Ghost: ... there are going to be people at a venue who will injure you in a variety of creative and painful ways. How do you deal with them? Well part of the cabeceo is "We are going to dance. This specifically excludes hurting each other and the people around us."
Be honest, does everyone who verbally asks you to dance keep to this?
Unfortunately the ones who don't are urinating in the pool the rest of us are swimming in. And that can lead to people refusing the verbal ask because they've had enough.
There is a bit more to it than that, though. For me, the advantage of using some kind of a nod (I hate using the Spanish word where there's a meaningful English translation) is not that it signals anything very reliably about the dancer.

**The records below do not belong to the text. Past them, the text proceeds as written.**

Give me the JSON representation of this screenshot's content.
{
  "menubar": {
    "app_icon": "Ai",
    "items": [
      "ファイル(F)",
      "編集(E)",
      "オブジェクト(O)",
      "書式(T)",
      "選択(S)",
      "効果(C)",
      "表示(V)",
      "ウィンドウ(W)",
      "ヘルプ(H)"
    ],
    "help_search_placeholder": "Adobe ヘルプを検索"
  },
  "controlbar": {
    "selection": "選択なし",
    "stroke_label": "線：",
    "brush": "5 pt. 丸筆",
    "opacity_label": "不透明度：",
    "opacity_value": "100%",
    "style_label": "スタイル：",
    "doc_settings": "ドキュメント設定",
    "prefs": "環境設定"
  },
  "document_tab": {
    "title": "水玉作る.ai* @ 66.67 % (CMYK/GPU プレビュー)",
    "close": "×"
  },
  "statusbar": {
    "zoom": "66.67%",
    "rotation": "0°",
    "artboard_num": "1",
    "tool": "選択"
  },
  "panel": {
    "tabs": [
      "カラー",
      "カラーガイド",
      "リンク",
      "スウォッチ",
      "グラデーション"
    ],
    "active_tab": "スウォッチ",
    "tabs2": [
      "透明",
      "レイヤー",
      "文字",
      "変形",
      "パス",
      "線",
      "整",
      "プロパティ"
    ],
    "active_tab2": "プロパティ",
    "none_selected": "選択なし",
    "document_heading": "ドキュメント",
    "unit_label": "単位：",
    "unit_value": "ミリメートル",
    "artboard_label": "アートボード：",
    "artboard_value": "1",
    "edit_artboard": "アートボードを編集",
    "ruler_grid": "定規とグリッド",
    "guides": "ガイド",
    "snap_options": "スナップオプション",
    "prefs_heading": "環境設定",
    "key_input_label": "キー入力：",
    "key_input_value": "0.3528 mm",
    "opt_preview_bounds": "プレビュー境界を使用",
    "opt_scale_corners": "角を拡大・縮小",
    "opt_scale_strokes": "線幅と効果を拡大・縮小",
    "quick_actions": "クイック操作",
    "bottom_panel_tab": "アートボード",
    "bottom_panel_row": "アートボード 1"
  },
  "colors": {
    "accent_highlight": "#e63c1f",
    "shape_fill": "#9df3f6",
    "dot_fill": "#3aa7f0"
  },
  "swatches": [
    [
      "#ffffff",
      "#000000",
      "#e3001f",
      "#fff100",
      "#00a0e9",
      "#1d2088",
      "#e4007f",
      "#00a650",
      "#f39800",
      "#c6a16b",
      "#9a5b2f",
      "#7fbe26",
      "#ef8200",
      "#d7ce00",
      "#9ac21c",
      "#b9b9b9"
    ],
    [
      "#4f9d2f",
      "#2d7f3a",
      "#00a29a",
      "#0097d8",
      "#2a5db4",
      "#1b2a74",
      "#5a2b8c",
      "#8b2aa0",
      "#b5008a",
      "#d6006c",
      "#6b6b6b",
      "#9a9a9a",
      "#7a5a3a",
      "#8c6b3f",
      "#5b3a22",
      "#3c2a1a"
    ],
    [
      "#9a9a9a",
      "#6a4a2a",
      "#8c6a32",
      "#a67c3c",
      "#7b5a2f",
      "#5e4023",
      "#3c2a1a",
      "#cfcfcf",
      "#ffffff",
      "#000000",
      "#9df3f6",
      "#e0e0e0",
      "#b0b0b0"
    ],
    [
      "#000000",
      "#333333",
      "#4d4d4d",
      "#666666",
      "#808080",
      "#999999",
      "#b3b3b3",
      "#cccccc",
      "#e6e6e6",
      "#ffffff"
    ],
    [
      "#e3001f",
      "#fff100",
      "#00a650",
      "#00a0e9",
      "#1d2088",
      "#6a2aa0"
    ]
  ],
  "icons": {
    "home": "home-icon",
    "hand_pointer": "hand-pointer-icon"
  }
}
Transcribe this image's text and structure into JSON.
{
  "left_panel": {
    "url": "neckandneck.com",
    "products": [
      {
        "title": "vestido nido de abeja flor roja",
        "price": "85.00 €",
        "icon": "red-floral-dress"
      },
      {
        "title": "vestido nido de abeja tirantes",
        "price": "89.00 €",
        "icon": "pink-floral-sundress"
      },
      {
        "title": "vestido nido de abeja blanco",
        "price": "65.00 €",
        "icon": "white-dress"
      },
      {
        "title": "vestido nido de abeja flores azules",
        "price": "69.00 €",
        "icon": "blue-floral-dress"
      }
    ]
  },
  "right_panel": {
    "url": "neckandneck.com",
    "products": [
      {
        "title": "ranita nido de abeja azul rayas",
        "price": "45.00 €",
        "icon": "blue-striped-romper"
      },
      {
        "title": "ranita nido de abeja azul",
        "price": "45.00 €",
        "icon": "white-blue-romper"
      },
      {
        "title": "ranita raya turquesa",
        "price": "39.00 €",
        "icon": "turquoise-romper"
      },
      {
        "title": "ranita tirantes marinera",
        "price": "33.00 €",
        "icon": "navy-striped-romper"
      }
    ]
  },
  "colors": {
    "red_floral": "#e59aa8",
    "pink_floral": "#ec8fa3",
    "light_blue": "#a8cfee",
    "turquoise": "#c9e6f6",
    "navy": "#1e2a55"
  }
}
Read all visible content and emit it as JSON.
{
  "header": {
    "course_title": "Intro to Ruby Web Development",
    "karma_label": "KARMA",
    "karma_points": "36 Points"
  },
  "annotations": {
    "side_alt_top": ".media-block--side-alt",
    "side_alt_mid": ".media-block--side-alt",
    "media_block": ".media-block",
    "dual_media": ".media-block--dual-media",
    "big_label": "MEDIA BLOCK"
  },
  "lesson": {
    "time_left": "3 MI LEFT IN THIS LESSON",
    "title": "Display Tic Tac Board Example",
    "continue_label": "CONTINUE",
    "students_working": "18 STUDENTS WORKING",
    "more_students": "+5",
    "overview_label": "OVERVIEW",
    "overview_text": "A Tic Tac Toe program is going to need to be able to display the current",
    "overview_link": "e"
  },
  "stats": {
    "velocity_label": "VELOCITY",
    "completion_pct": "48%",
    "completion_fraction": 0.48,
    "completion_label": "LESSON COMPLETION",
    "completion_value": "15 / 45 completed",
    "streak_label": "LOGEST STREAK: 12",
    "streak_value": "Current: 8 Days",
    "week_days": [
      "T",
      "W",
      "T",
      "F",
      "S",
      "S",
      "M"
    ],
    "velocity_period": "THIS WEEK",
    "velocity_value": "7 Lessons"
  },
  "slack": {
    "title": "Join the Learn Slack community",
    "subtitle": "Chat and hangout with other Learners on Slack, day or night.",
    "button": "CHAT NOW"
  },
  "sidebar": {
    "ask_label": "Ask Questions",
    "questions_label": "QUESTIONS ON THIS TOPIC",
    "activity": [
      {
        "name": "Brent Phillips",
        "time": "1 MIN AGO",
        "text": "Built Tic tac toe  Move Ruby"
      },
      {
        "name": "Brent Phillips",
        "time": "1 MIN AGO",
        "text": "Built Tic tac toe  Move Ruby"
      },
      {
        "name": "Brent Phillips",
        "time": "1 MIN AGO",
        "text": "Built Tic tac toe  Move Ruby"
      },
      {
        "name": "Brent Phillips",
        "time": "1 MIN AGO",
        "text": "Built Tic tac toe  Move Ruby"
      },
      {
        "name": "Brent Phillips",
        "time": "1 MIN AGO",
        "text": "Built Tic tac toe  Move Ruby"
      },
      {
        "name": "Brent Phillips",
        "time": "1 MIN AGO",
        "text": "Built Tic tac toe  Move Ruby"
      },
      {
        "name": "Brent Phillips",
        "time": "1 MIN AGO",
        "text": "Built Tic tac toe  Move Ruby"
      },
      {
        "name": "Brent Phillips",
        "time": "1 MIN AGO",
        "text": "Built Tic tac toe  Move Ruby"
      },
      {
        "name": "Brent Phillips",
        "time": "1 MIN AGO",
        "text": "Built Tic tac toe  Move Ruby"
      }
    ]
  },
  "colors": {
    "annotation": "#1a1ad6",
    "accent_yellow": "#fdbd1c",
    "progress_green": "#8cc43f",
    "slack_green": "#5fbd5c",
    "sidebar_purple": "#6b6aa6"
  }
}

Whether someone asks directly or indirectly is a very much less reliable guide to whether he'll dance well, than is his posture alone. The advantage is the lower risk of asking, and the relative ease of polite refusal. The difference is not between a verbal and non-verbal request, but between asking in such a way that a refusal may be embarrassing to either or both, and inviting in such a way that someone who's not feeling strong doesn't have to choose between taking the risk of getting wrung out like a dishrag, and being unkind.
Now it goes without saying, to me, that in a North-European society where men and women are routinely expected to, and do, treat each other like adults, the border between these two things is obviously not in exactly the same place as it is elsewhere. Nor is it in the same place with different people or in different situations. How direct you can be obviously depends on how likely you think it is that the person will enjoy this dance with you, rather than no-one, how likely you think they are to feel it's unkind to tell you otherwise, how important those things are to you, and what other opportunities you think there might be to ask that person in future. It's just manners and consideration, and having your brain switched on, that's all.
That means that you can accept the basic principle of not embarrassing people without insisting on some arbitrary procedure. There are lots of ways of making an indirect or partly indirect request; I use a wide variety myself, and which of them I choose depends on many things.
I'm not quite sure if the above is a coherent argument for anything at all. I'm not feeling very Krugmanesque today. But I do think it follows that if for your own reasons you prefer to ask directly, you ought also to want to make quite sure that you're taking responsibility for the quality of your own dance, and regularly checking for apples in your pocket.
So I do say, with Ghost: